The Olympic system likes to claim that sport is “one of the most powerful platforms for promoting gender equality and empowering women and girls.” Yet when the president of the Tokyo 2020 Organizing Committee and former Japanese prime minister Yoshiro Mori was asked recently about increasing gender diversity on the Japanese Olympic Committee board, his response was that “women talk too much.”
“If we increase the number of female board members, we have to make sure their speaking time is restricted somewhat, they have difficulty finishing,” Mori reportedly said at the committee meeting. “We have about seven women on the organizing committee but everyone understands their place.”
The Japan Olympic Committee and the Tokyo 2020 Organizing Committee, which Mori chairs, have an important role to play when it comes to gender equality and stopping abuse of athletes in sport. Women in Japan are grossly underrepresented in sports federation leadership. Human Rights Watch recently reported on the persistent abuse of children, including girls, in sport in Japan.
With the global reckoning over #MeToo abuses, Japan’s female athletes, including in gymnastics, swimming and wrestling, have made accusations of harassment and abuse. The Olympic wrestler Kaori Icho won four consecutive gold medals, but then had to fight the Japan Wrestling Federation to get her coach out of the sport when he harassed her.

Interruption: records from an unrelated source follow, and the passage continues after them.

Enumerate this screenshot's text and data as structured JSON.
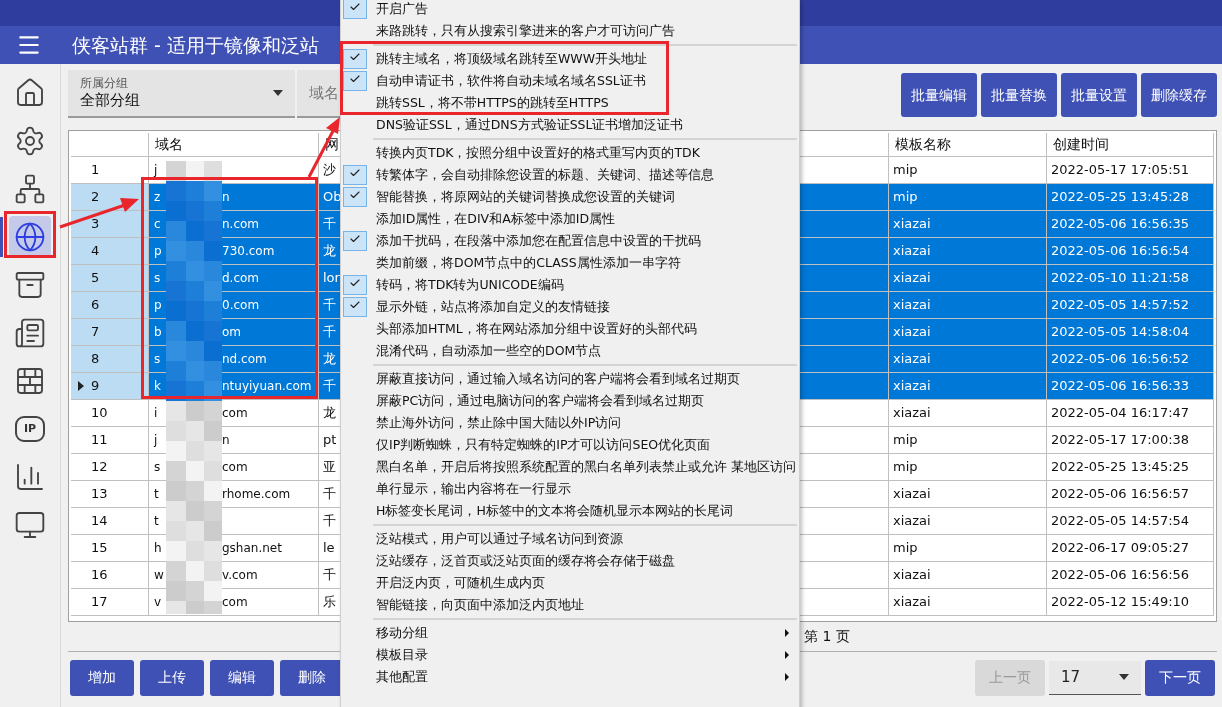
{
  "window": {
    "title": "侠客站群 - 适用于镜像和泛站"
  },
  "sidebar": {
    "items": [
      {
        "kind": "home",
        "selected": false
      },
      {
        "kind": "settings",
        "selected": false
      },
      {
        "kind": "network",
        "selected": false
      },
      {
        "kind": "globe",
        "selected": true
      },
      {
        "kind": "cabinet",
        "selected": false
      },
      {
        "kind": "newspaper",
        "selected": false
      },
      {
        "kind": "firewall",
        "selected": false
      },
      {
        "kind": "ip",
        "label": "IP",
        "selected": false
      },
      {
        "kind": "chart",
        "selected": false
      },
      {
        "kind": "monitor",
        "selected": false
      }
    ]
  },
  "toolbar": {
    "group_filter": {
      "label": "所属分组",
      "value": "全部分组"
    },
    "domain_filter": {
      "label": "域名"
    },
    "buttons": [
      "批量编辑",
      "批量替换",
      "批量设置",
      "删除缓存"
    ]
  },
  "table": {
    "columns": [
      "域名",
      "网",
      "模板名称",
      "创建时间"
    ],
    "rows": [
      {
        "number": "1",
        "domain_start": "j",
        "col3": "沙",
        "template": "mip",
        "created": "2022-05-17 17:05:51",
        "selected": false,
        "current": false
      },
      {
        "number": "2",
        "domain_start": "z",
        "domain_end": "n",
        "col3": "Ob",
        "template": "mip",
        "created": "2022-05-25 13:45:28",
        "selected": true,
        "current": false
      },
      {
        "number": "3",
        "domain_start": "c",
        "domain_end": "n.com",
        "col3": "千",
        "template": "xiazai",
        "created": "2022-05-06 16:56:35",
        "selected": true,
        "current": false
      },
      {
        "number": "4",
        "domain_start": "p",
        "domain_end": "730.com",
        "col3": "龙",
        "template": "xiazai",
        "created": "2022-05-06 16:56:54",
        "selected": true,
        "current": false
      },
      {
        "number": "5",
        "domain_start": "s",
        "domain_end": "d.com",
        "col3": "lor",
        "template": "xiazai",
        "created": "2022-05-10 11:21:58",
        "selected": true,
        "current": false
      },
      {
        "number": "6",
        "domain_start": "p",
        "domain_end": "0.com",
        "col3": "千",
        "template": "xiazai",
        "created": "2022-05-05 14:57:52",
        "selected": true,
        "current": false
      },
      {
        "number": "7",
        "domain_start": "b",
        "domain_end": "om",
        "col3": "千",
        "template": "xiazai",
        "created": "2022-05-05 14:58:04",
        "selected": true,
        "current": false
      },
      {
        "number": "8",
        "domain_start": "s",
        "domain_end": "nd.com",
        "col3": "龙",
        "template": "xiazai",
        "created": "2022-05-06 16:56:52",
        "selected": true,
        "current": false
      },
      {
        "number": "9",
        "domain_start": "k",
        "domain_end": "ntuyiyuan.com",
        "col3": "千",
        "template": "xiazai",
        "created": "2022-05-06 16:56:33",
        "selected": true,
        "current": true
      },
      {
        "number": "10",
        "domain_start": "i",
        "domain_end": "com",
        "col3": "龙",
        "template": "xiazai",
        "created": "2022-05-04 16:17:47",
        "selected": false,
        "current": false
      },
      {
        "number": "11",
        "domain_start": "j",
        "domain_end": "n",
        "col3": "pt",
        "template": "mip",
        "created": "2022-05-17 17:00:38",
        "selected": false,
        "current": false
      },
      {
        "number": "12",
        "domain_start": "s",
        "domain_end": "com",
        "col3": "亚",
        "template": "mip",
        "created": "2022-05-25 13:45:25",
        "selected": false,
        "current": false
      },
      {
        "number": "13",
        "domain_start": "t",
        "domain_end": "rhome.com",
        "col3": "千",
        "template": "xiazai",
        "created": "2022-05-06 16:56:57",
        "selected": false,
        "current": false
      },
      {
        "number": "14",
        "domain_start": "t",
        "col3": "千",
        "template": "xiazai",
        "created": "2022-05-05 14:57:54",
        "selected": false,
        "current": false
      },
      {
        "number": "15",
        "domain_start": "h",
        "domain_end": "gshan.net",
        "col3": "le",
        "template": "mip",
        "created": "2022-06-17 09:05:27",
        "selected": false,
        "current": false
      },
      {
        "number": "16",
        "domain_start": "w",
        "domain_end": "v.com",
        "col3": "千",
        "template": "xiazai",
        "created": "2022-05-06 16:56:56",
        "selected": false,
        "current": false
      },
      {
        "number": "17",
        "domain_start": "v",
        "domain_end": "com",
        "col3": "乐",
        "template": "xiazai",
        "created": "2022-05-12 15:49:10",
        "selected": false,
        "current": false
      }
    ]
  },
  "status": "第 1 页",
  "actions": [
    "增加",
    "上传",
    "编辑",
    "删除"
  ],
  "pagination": {
    "prev": {
      "label": "上一页",
      "disabled": true
    },
    "page_size": "17",
    "next": {
      "label": "下一页",
      "disabled": false
    }
  },
  "context_menu": {
    "groups": [
      [
        {
          "kind": "check",
          "label": "开启广告",
          "checked": true
        },
        {
          "kind": "check",
          "label": "来路跳转，只有从搜索引擎进来的客户才可访问广告",
          "checked": false
        }
      ],
      [
        {
          "kind": "check",
          "label": "跳转主域名，将顶级域名跳转至WWW开头地址",
          "checked": true
        },
        {
          "kind": "check",
          "label": "自动申请证书，软件将自动未域名域名SSL证书",
          "checked": true
        },
        {
          "kind": "check",
          "label": "跳转SSL，将不带HTTPS的跳转至HTTPS",
          "checked": false
        },
        {
          "kind": "check",
          "label": "DNS验证SSL，通过DNS方式验证SSL证书增加泛证书",
          "checked": false
        }
      ],
      [
        {
          "kind": "check",
          "label": "转换内页TDK，按照分组中设置好的格式重写内页的TDK",
          "checked": false
        },
        {
          "kind": "check",
          "label": "转繁体字，会自动排除您设置的标题、关键词、描述等信息",
          "checked": true
        },
        {
          "kind": "check",
          "label": "智能替换，将原网站的关键词替换成您设置的关键词",
          "checked": true
        },
        {
          "kind": "check",
          "label": "添加ID属性，在DIV和A标签中添加ID属性",
          "checked": false
        },
        {
          "kind": "check",
          "label": "添加干扰码，在段落中添加您在配置信息中设置的干扰码",
          "checked": true
        },
        {
          "kind": "check",
          "label": "类加前缀，将DOM节点中的CLASS属性添加一串字符",
          "checked": false
        },
        {
          "kind": "check",
          "label": "转码，将TDK转为UNICODE编码",
          "checked": true
        },
        {
          "kind": "check",
          "label": "显示外链，站点将添加自定义的友情链接",
          "checked": true
        },
        {
          "kind": "check",
          "label": "头部添加HTML，将在网站添加分组中设置好的头部代码",
          "checked": false
        },
        {
          "kind": "check",
          "label": "混淆代码，自动添加一些空的DOM节点",
          "checked": false
        }
      ],
      [
        {
          "kind": "check",
          "label": "屏蔽直接访问，通过输入域名访问的客户端将会看到域名过期页",
          "checked": false
        },
        {
          "kind": "check",
          "label": "屏蔽PC访问，通过电脑访问的客户端将会看到域名过期页",
          "checked": false
        },
        {
          "kind": "check",
          "label": "禁止海外访问，禁止除中国大陆以外IP访问",
          "checked": false
        },
        {
          "kind": "check",
          "label": "仅IP判断蜘蛛，只有特定蜘蛛的IP才可以访问SEO优化页面",
          "checked": false
        },
        {
          "kind": "check",
          "label": "黑白名单，开启后将按照系统配置的黑白名单列表禁止或允许 某地区访问",
          "checked": false
        },
        {
          "kind": "check",
          "label": "单行显示，输出内容将在一行显示",
          "checked": false
        },
        {
          "kind": "check",
          "label": "H标签变长尾词，H标签中的文本将会随机显示本网站的长尾词",
          "checked": false
        }
      ],
      [
        {
          "kind": "check",
          "label": "泛站模式，用户可以通过子域名访问到资源",
          "checked": false
        },
        {
          "kind": "check",
          "label": "泛站缓存，泛首页或泛站页面的缓存将会存储于磁盘",
          "checked": false
        },
        {
          "kind": "check",
          "label": "开启泛内页，可随机生成内页",
          "checked": false
        },
        {
          "kind": "check",
          "label": "智能链接，向页面中添加泛内页地址",
          "checked": false
        }
      ],
      [
        {
          "kind": "submenu",
          "label": "移动分组"
        },
        {
          "kind": "submenu",
          "label": "模板目录"
        },
        {
          "kind": "submenu",
          "label": "其他配置"
        }
      ]
    ]
  }
}
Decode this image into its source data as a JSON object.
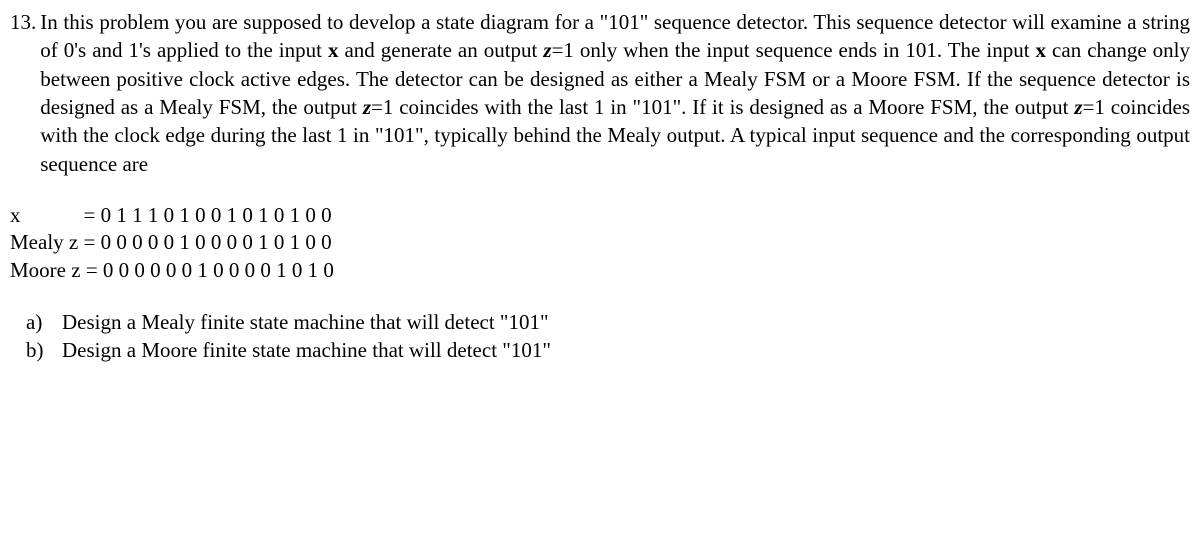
{
  "problem": {
    "number": "13.",
    "text_parts": {
      "p1": "In this problem you are supposed to develop a state diagram for a \"101\" sequence detector. This sequence detector will examine a string of 0's and 1's applied to the input ",
      "x1": "x",
      "p2": " and generate an output ",
      "z1": "z",
      "p3": "=1 only when the input sequence ends in 101. The input ",
      "x2": "x",
      "p4": " can change only between positive clock active edges. The detector can be designed as either a Mealy FSM or a Moore FSM. If the sequence detector is designed as a Mealy FSM, the output ",
      "z2": "z",
      "p5": "=1 coincides with the last 1 in \"101\". If it is designed as a Moore FSM, the output ",
      "z3": "z",
      "p6": "=1 coincides with the clock edge during the last 1 in \"101\", typically behind the Mealy output. A typical input sequence and the corresponding output sequence are"
    }
  },
  "sequences": {
    "x": {
      "label": "x",
      "eq": "= 0 1 1 1 0 1 0 0 1 0 1 0 1 0 0"
    },
    "mealy": {
      "label": "Mealy z ",
      "eq": "= 0 0 0 0 0 1 0 0 0 0 1 0 1 0 0"
    },
    "moore": {
      "label": "Moore z ",
      "eq": "= 0 0 0 0 0 0 1 0 0 0 0 1 0 1 0"
    }
  },
  "subparts": {
    "a": {
      "label": "a)",
      "text": "Design a Mealy finite state machine that will detect \"101\""
    },
    "b": {
      "label": "b)",
      "text": "Design a Moore finite state machine that will detect \"101\""
    }
  }
}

Women in Japan who complain of discrimination or sexual abuse are severely stigmatized. Government figures show that more than 95 percent of sexual violence incidents are not reported to police, partly because discussing rape is seen as “embarrassing” in Japan and because many victims feel that reporting would make no difference.
Japan’s justice system is rigged against survivors of sexual violence. Women, transgender women — and men — all face deep discrimination. Women still face strong barriers to keeping their family name when they marry. In 2018, Japan’s most prestigious medical universities admitted manipulating examination results to suppress the number of women accepted.
The International Olympic Committee has said that Olympic hosts must “prohibit any form of discrimination,” including on grounds of sex. Mori’s comments show the Japanese government urgently needs to reform its attitudes towards women, and a good place to start would be in sports.
This post was originally published on Human Rights Watch News.